Articles from Campbelltown-Macarthur Advertiser
Coaches speak of Wests Tigers inner sanctum
By Ben Chenoweth
HE might not be the main man in charge, but Wests Tigers NRL assistant coach Royce Simmons certainly stole the show at last week’s A Night with the Coaches at Sydney Cricket Ground.
Fans and selected media were given an insight into the inner sanctum of the Tigers’ coaching staff and Tiger Talk’s Scott Dougherty and Ben Chenoweth were the only media invited to attend the event.
Physiotherapist Peter Moussa, recruitment manager Warren McDonnell and NRL coach Mick Potter were among club staff who attended.
But it was Simmons’ explanation of statistics that had guests most intrigued.
While Simmons, the former Australian representative hooker, concentrates more on the defensive structures at the club, he then went on the attack.
“You’re talking about Blairy — I’ll shoot you down, motor mouth,” he said to a fan who questioned forward Adam Blair’s role at the club.
"Every time Blairy plays the ball, nine out of 10 times he’s got a quick play of the ball.
"Every time he plays the ball quick, Robbie Farah has a half a chance of getting out and causing some problems.
"Every time a bloke kicks the ball, every game, four or five times he’ll come up to put pressure on the kicker.
"Only a week ago he came up with eight missed or ineffective tackles.
“But last week he came up with 37 tackles, no misses, at 100 per cent.”
Simmons also put form forward Aaron Woods — who was at the event — on notice.
“Week one he must have had his skirt on, he only made four runs so he must have been injured,” Simmons said. "But since then he’s had 20, 18, 17, 19 (runs) each week and all have been well over 100 — mostly over 150 metres.
"We see penalties conceded and Woods makes an appearance there.
"That’s something he’s got to clean up in his game . . . that’ll get him out of the side.
He said statistics were vital for coaches.
“As coaches we have to identify strong parts and weak parts,” he said
“We have to continue to make the strong parts better and the weaker parts we’ll measure up.”
By Scott Dougherty
AT THE Wests Tigers “A night with the coaches” last Thursday, a video was shown of Mick Potter in the coaches’ box during the Tigers’ win over the Cowboys the previous week.
It was surprising to see how calm and controlled he was during a tight game.
I would have thought being in charge of a team at the bottom of the ladder in an important game would have the coach jumping on his chair and slamming fists on windows.
Despite some typical-rugby-league-coaches-swearing and yells of “Noooo” at referee calls, he spoke calmly and almost quietly to the trainers on the field and to those around him in the box.

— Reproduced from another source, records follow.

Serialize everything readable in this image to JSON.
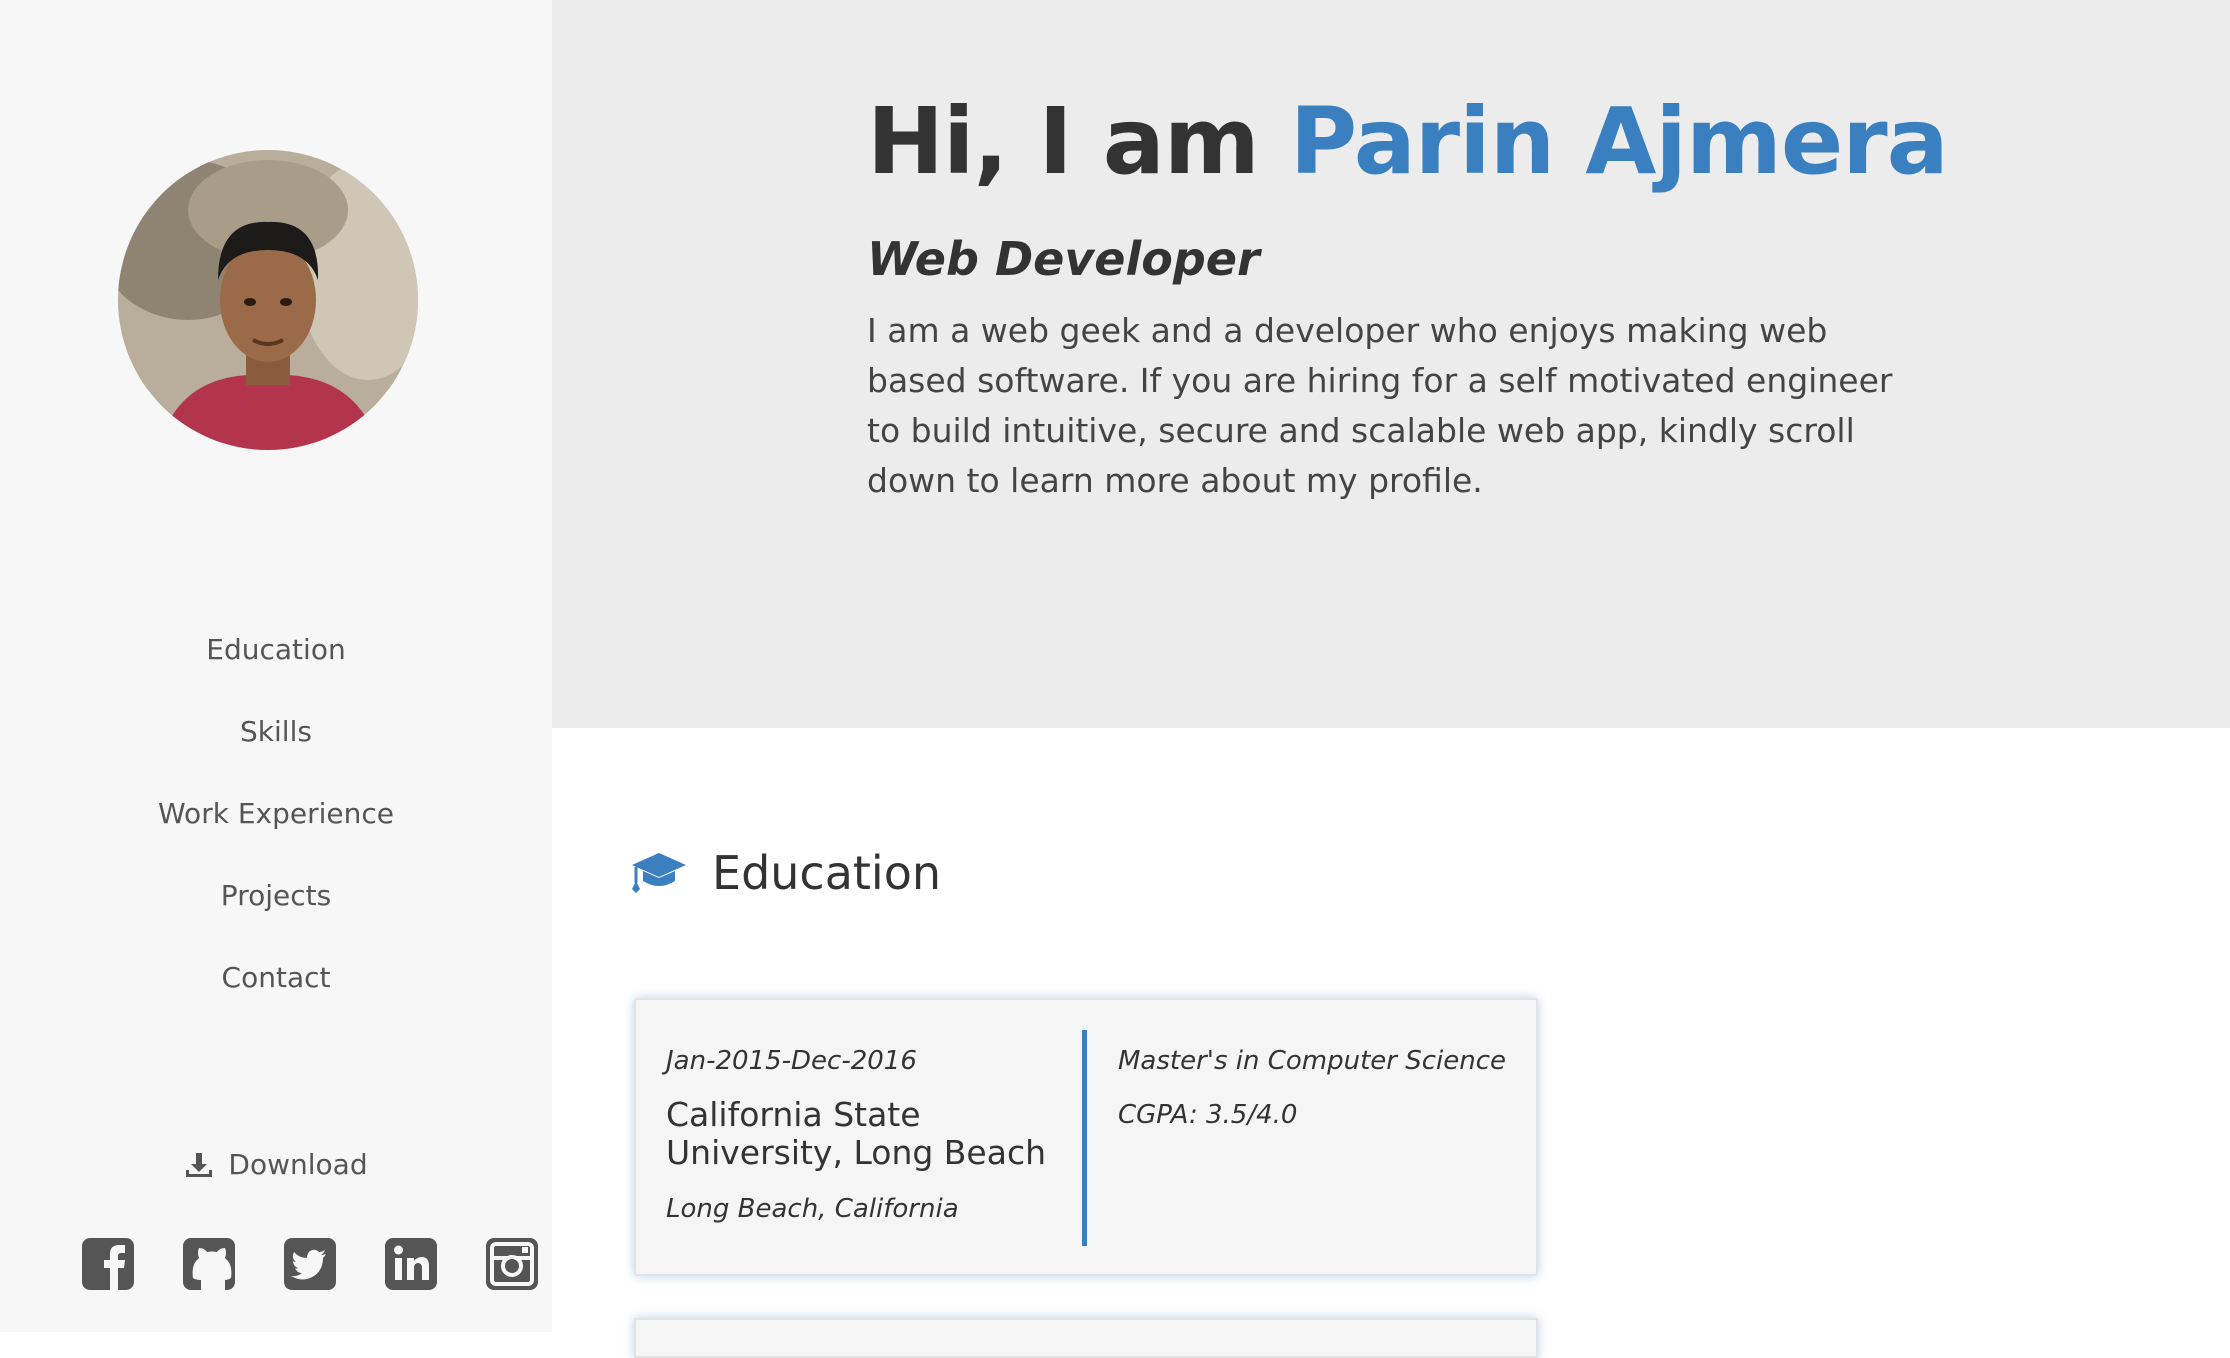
{
  "sidebar": {
    "nav": [
      "Education",
      "Skills",
      "Work Experience",
      "Projects",
      "Contact"
    ],
    "download_label": "Download",
    "socials": [
      "facebook-icon",
      "github-icon",
      "twitter-icon",
      "linkedin-icon",
      "instagram-icon"
    ]
  },
  "hero": {
    "greeting": "Hi, I am ",
    "name": "Parin Ajmera",
    "role": "Web Developer",
    "description": "I am a web geek and a developer who enjoys making web based software. If you are hiring for a self motivated engineer to build intuitive, secure and scalable web app, kindly scroll down to learn more about my profile."
  },
  "education": {
    "title": "Education",
    "entries": [
      {
        "dates": "Jan-2015-Dec-2016",
        "university": "California State University, Long Beach",
        "location": "Long Beach, California",
        "degree": "Master's in Computer Science",
        "cgpa": "CGPA: 3.5/4.0"
      }
    ]
  },
  "colors": {
    "accent": "#3a7fbf",
    "sidebar_bg": "#f7f7f7",
    "hero_bg": "#ececec",
    "text": "#333333"
  }
}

After the video he admitted during games he was just like a fan except for a few differences.
“Pretty much like you guys I watch the game and make some substitutions and get emotional like you do,” he said.
One of the most interesting topics on the night was assistant coach and Magpies legend Steve Georgallis showing a video of Ruse’s David Nofoaluma scoring a try at training in the off-season in the exact same fashion he scored the winning try against the Cowboys in round 11.
“It’s a skill that they practise during these games at training,” he said.
"Here you have a match winning situation and that’s the sort of thing he does in training — putting the ball down one-handed.
"Obviously when I was playing we had VHS, now they’ve got computers and you just press someone’s name and missed tackles come up and left-to-right shifts come up.
The other assistant coach Royce Simmons came up with the line of the night: “Someone [asked] what’s the difference between the head coach and the assistant coach and I said about $300,000”.
“Mick assures me that’s not right.”